By Scott BrownLynette RiceJosh Wolk and Allison Hope Weiner
Updated February 27, 2004 at 05:00 AM EST

The boob has legs! Here’s the fallout from Janet Jackson’s Super Bowl halftime, um, fallout:

— The Grammys were broadcast on a five-minute decency delay by CBS; the Oscars will follow suit with a five-second lapse.

— NBC ordered an edit on ER: An unsexy shot of an 80-year-old patient’s bosom was cut.

— NYPD Blue was asked by ABC to tone down a sex scene.

— CBS left Without a Trace without a trace of skin after cutting a shot of a man’s naked butt.

— MTV has said they will move Britney and her jiggly ilk to the late-night hours.

And all of this comes on the heels of a State of the Union address in which the President declared war on ”the negative influence of the culture.” Is it any wonder some see a new age of censorship dawning? Says one CBS source, ”pixilators are operating at Code Red levels.”

Some bigwigs feel as if they’re watching a rerun. ”You can set your clock every four years for Washington to attack the world of Hollywood and TV,” says a former network president. One TV producer thinks industry honchos ”won’t change the programming because they know this will be over in three months, and it takes nine months to get programming through the pipeline. By then, this will be over.”

Ken Paulson, executive director of the First Amendment Center at Vanderbilt University, believes this congressional activity is mere nip service: ”Look at the Tipper Gore hearings [in the mid-’80s]. What came of that? Rap is as aggressive in content as ever.”

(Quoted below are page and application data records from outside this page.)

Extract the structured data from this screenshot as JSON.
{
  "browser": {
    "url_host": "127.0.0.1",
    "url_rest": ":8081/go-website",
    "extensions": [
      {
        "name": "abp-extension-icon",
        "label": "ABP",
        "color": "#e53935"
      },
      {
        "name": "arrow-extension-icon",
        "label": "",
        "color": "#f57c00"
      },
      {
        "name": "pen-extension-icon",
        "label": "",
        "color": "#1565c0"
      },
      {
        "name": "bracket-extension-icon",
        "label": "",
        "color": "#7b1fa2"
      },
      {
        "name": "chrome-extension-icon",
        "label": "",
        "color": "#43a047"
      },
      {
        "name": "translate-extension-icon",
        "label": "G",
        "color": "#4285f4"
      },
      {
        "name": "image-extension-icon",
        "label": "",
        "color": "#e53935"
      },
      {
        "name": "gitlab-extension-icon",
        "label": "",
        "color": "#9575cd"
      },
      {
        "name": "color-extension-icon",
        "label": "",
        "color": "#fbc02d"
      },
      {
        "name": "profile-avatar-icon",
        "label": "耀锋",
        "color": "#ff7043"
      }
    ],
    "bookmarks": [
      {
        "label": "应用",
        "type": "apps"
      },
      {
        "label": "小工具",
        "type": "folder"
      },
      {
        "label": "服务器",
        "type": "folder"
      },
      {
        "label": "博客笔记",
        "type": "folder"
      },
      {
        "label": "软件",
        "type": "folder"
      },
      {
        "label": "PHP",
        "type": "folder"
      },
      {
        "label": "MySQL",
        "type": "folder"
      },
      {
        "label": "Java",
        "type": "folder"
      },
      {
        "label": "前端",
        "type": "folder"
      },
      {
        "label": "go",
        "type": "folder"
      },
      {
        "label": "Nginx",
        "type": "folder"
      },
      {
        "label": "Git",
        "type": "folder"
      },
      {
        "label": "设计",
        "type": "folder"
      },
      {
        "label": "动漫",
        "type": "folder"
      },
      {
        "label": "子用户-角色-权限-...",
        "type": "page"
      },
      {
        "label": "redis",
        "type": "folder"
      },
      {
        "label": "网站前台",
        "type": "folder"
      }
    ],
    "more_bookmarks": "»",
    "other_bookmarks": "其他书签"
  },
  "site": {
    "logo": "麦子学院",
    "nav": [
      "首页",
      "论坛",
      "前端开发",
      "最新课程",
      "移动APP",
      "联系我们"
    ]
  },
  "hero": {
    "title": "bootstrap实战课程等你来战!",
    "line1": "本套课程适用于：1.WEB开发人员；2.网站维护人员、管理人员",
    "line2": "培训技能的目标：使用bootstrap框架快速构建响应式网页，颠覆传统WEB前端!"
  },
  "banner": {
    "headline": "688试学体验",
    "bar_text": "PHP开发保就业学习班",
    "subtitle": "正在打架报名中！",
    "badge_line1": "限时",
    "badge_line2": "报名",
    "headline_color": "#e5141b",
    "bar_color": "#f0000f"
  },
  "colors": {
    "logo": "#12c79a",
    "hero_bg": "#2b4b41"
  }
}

Such skepticism comes as no surprise to Michael Copps of the Federal Communications Commission (FCC), an agency famous for having more bark than bite: ”People don’t exactly quake in their boots about the FCC, but now they’re starting to perk up their ears a little bit, because they think there’s different sounds coming out of here — and there are.” Those sounds include a proposed bill — passed with wide bipartisan support by a congressional subcommittee — that would allow the FCC to raise indecency fines tenfold, to $275,000.

Copps would like to push even further. He maintains that the FCC, which is mandated to police only the broadcast airwaves, will soon be able to take on cable. ”If [cable networks] are running around blithely saying, ‘We’re exempt’ from regulations for indecency, I think they’re kidding themselves,” he says. But cable regulation may be too much for Congress. Rep. Fred Upton, the chairman of the House Subcommittee on Telecommunications and the Internet, who proposed this indecency bill two weeks before the Super Bowl, believes that cable may come up with a voluntary behavior code on its own. But, he adds, including cable in his indecency bill ”would probably raise some serious objections that could threaten [its] passage.”

The FCC’s ultimate threat has always been to revoke a network or radio station’s license, a red flag Copps and Upton both plan on raising more often…although at varying heights. ”Sending something to a license revocation hearing would convince folks that we’re serious,” says Copps. ”You only have to do that once or twice, and the level of our entertainment would probably go up strikingly.” Upton isn’t quite as steadfast: ”One of the things we may look at, if you’re a repeat offender, [is] a discussion about going through a license revocation proceeding — not necessarily happening, but at least sending it to a panel.”